I just showed my sweet puppy, Lucy, one of my watercolor paintings; she wasn’t impressed. I thought maybe I’m just not that good, so I tried some Georgia O’Keeffe, then some Van Gogh, and finally some Michael Angelo. Nothing. No reaction, not even a pause. Then I realized that together, Lucy and I have been in the presences of “real” beauty several times – vibrant flowers, towering trees, stunning sunsets – and she seemed to have no awareness of it whatsoever. Come to think of it, neither did Hayley, my other puppy. In fact, I can’t ever remember any animal staring in awe at the beauty nature offers.
For as long as I can remember, beauty has fascinated me. What is it? Why does it exist? What is the “meaning” of beauty and how does it impact my relationship with God?
It’s always good to start off by agreeing on a definition of what we’re talking about. I have read several books on beauty (philosophy books – not books on cosmetics) but I have yet to find a book that approaches beauty from a medical/physiological perspective. A quick look at Amazon tells me that there are lots of books on how to be beautiful, books with stories about beauty, books that talk about the psychology of beauty, but I didn’t find any that looked at beauty from a medical or scientific viewpoint. If there were such a study, my guess is that when a precise mix of neurochemicals hit specific areas within our brains we experience what we call beauty. For some of us this has quite an affect; for others, not so much. Its exact mechanics may still be in question, but we do know that beauty is a physiological response to some type of triggering stimulus. And those triggers vary from person to person. Hence, beauty is in the eye of the beholder.
Why it exists is an important question. If we were to accept evolution as the explanation for how we came to be then beauty is a real problem. Evolution operates on the premise that the fittest are the ones who survive. It also posits that characteristics that don’t contribute to survival are discarded in favor of those that do contribute to survival. The ability to appreciate beauty has little or no impact on an organism’s ability to survive. Being able to relish a beautiful sunset didn’t help our ancestors find food or help them avoid becoming food. In other words, being able to experience beauty has no evolutionary value. It can be argued that birds are attracted to their mates based on beauty. While there is certainly an aspect of attraction, we don’t know what criteria the attraction is based on. Does the bird feel the sensation that we describe as beauty when gazing at a potential mate? Based on the fact that the bird doesn’t exhibit signs that it experiences beauty in anything else it’s doubtful.
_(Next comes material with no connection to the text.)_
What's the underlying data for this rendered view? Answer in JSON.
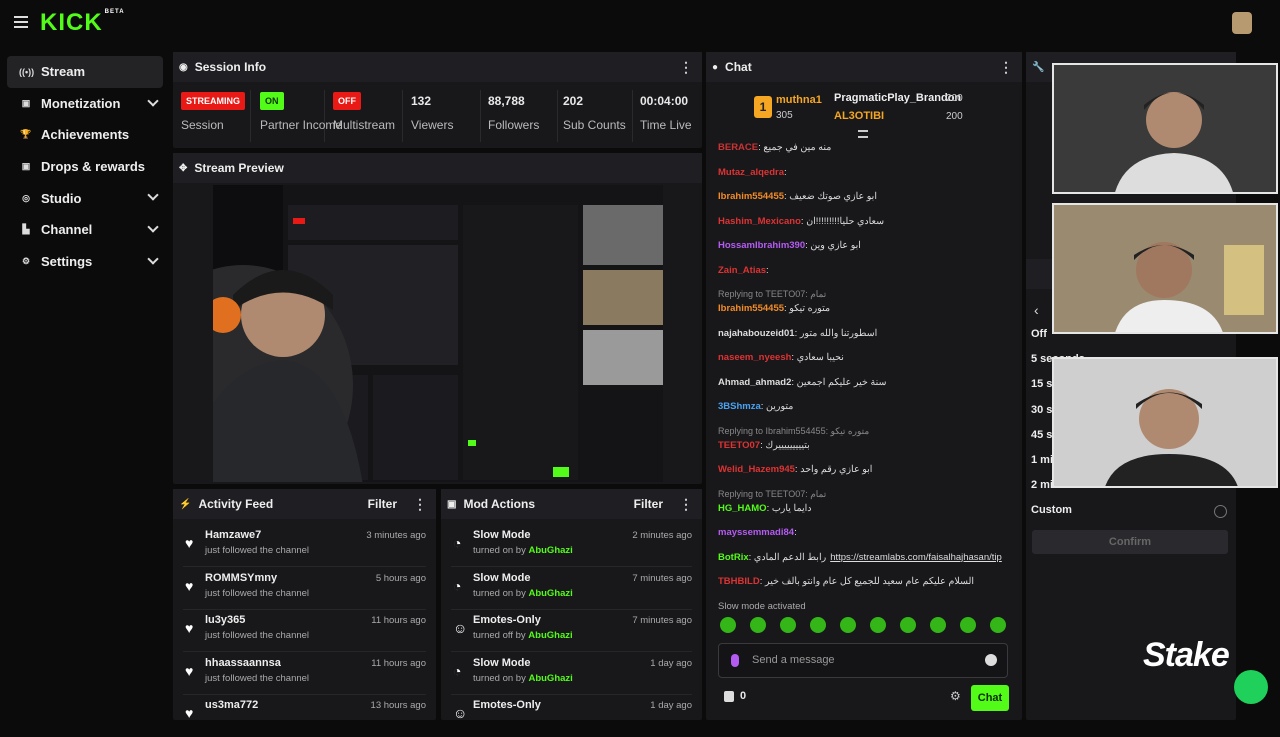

The same goes for bees being attracted to brightly colored flowers. It appears that while attraction is very common among living beings, the ability to be moved by beauty is something shared only with humans. So the question must be asked, “Why does beauty exist?” For the evolutionist, there is no answer; beauty has no evolutionary value and therefore should not exist. However, when considering the proposition of intelligent design, beauty’s existence becomes a strong argument in favor of creation.
Would an intelligent creator give us a useless gift? God created many things; among them a multitude of living, survival-based organisms. From amoebas to great Blue Whales, their primary purpose is to stay alive. But all that creation was a prelude to something different, something special: man. Man’s purpose isn’t just to survive; his purpose is to be a companion to God. Because of this man had to have a different set of abilities and characteristics than the rest of creation. Companions have to be able to share many of the same interests, emotions, and experiences with each other. The Bible tells us that God created us in His own image. Without the ability to feel and experience joy, curiosity, bonding, and a whole host of other emotions, man wouldn’t be able to fulfill his purpose. And included in the experiences God wants to share with us is the experience of beauty. It is one of the gifts God has given us; a gift that contributes to our happiness, our enjoyment of life, and most importantly, our ability to commune with Him.
Doug Drake’s father was a Seventh-day Adventist pastor. Doug is a web developer in San Antonio, TX and developed the Laurel Heights Seventh-day Adventist Church website. He also co-leads a Sabbath School discussion group with Zvonka Jakopovic.